One of the most common regrets of the elderly is not having traveled more, especially in their youth when they had the time and energy.
Some may read this and scoff—time, what time? Depending on your field of study, you may or may not have less time during your younger years. For example, even during college when volunteering or studying abroad is increasingly common, students working in demanding fields such as medicine, engineering, and other sciences often worry that taking the time away from school and lab would be too detrimental for their education and academic plan.
Yet, to be cliché and quote the famous Mark Twain: “Don’t let schooling interfere with your education.” Yes, this may seem easier said that done, especially as the previously mentioned fields demand so much schooling. However, the common idea that going abroad is for partying, only those studying liberal arts, or not important enough to spend a summer doing, are—to put lightly—wrong.
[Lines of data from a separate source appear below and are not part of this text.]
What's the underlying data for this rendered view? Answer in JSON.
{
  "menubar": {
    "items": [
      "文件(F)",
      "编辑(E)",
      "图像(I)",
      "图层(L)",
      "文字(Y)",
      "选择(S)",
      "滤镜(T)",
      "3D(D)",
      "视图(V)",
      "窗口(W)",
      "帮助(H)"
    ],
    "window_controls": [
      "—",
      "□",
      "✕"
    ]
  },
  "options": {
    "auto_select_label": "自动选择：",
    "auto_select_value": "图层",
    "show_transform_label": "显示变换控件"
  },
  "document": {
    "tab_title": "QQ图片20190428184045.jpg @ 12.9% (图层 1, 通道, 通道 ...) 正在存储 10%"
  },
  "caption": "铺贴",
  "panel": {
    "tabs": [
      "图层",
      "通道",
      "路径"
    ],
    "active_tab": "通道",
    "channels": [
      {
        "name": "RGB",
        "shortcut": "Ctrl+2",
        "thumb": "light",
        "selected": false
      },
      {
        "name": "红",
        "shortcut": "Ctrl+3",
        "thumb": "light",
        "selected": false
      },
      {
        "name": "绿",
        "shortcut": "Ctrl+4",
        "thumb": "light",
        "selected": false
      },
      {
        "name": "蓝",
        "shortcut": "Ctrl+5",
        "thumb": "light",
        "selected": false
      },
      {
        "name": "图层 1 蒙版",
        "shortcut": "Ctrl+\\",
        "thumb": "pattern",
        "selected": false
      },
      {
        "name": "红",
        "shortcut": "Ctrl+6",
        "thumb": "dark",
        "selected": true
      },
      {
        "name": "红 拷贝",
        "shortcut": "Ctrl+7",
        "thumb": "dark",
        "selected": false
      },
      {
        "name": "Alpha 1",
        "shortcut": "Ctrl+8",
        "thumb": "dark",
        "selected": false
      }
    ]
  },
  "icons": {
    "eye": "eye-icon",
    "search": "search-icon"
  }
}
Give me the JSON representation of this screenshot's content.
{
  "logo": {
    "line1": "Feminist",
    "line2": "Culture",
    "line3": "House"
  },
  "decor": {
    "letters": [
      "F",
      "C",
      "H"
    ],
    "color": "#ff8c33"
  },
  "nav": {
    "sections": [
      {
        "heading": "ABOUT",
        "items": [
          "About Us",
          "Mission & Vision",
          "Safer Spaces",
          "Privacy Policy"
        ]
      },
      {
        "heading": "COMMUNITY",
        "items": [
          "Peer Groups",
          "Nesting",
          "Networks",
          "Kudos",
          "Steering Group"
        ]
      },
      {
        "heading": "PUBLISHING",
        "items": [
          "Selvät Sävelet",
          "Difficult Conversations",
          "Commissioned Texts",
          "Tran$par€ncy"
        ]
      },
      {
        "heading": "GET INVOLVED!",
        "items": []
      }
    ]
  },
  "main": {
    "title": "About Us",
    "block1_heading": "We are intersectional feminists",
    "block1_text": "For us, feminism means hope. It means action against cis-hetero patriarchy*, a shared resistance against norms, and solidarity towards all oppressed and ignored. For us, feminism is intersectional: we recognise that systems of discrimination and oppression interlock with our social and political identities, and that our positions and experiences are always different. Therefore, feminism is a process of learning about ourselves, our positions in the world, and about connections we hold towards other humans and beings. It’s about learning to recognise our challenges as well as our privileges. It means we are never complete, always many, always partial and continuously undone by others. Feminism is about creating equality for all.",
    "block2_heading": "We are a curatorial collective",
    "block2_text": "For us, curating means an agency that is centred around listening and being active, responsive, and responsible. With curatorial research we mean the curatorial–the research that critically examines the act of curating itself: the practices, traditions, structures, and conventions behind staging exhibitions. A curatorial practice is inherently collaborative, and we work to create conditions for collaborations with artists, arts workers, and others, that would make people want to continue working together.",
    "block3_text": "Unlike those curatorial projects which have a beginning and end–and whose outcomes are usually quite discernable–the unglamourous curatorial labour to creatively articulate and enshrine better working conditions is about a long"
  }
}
Though the opportunity certainly presents itself for students to spend all their time in pubs, traveling with the intention of experience through meaningful studies, volunteer positions, or internships is also ALWAYS an option. By traveling and working with medical outreach, not only do the local communities benefit from the energy of participants, but the volunteers are also given experiences for growth, insight, cultural awareness, and unique qualifications in future job searches. Those studying environmental science-related fields are able to witness some of the at-risk places they’ve only ever read about, all while making a lasting impact for the very locations they are fighting for. For engineers and architects, there are some concepts that can only be truly understood when visited. While color photographs and drawings might be accurate, the complex beauty behind a cathedral’s design or the enormity and energy emanated by a skyscraper are sometimes only be felt when entered.Yes, laboratories are stationary, drafting tables aren’t easy to transport, and time away from school is well, time away from school. Despite this, when you make the world your laboratory you receive first-hand experience that for many serves as a beautiful reminder as to why they are studying their chosen subjects in the first place.
One of the lead interns at EducatorLabs and future med-student, Megan, compiled the list below with these opportunities for students aching to travel, but previously without a justification for doing so. As a current graduate student in science education, I needless to say, am a little jealous I didn’t have access to these during my undergraduate science degree. However, as we like to remember here at Life After Study Abroad, a life of travel’s not over yet and maybe I’ll see a few of you out in the field or behind a bunsen burner!
- Catchafire – Skills-Based Volunteer Matching
- Direct Relief: Humanitarian Medical Aid
- Guide for Prospective Medical Volunteers
- GoEco – Volunteer Abroad for Ecological & Humanitarian Projects
- Veterinarians Without Borders
- Architecture for Humanity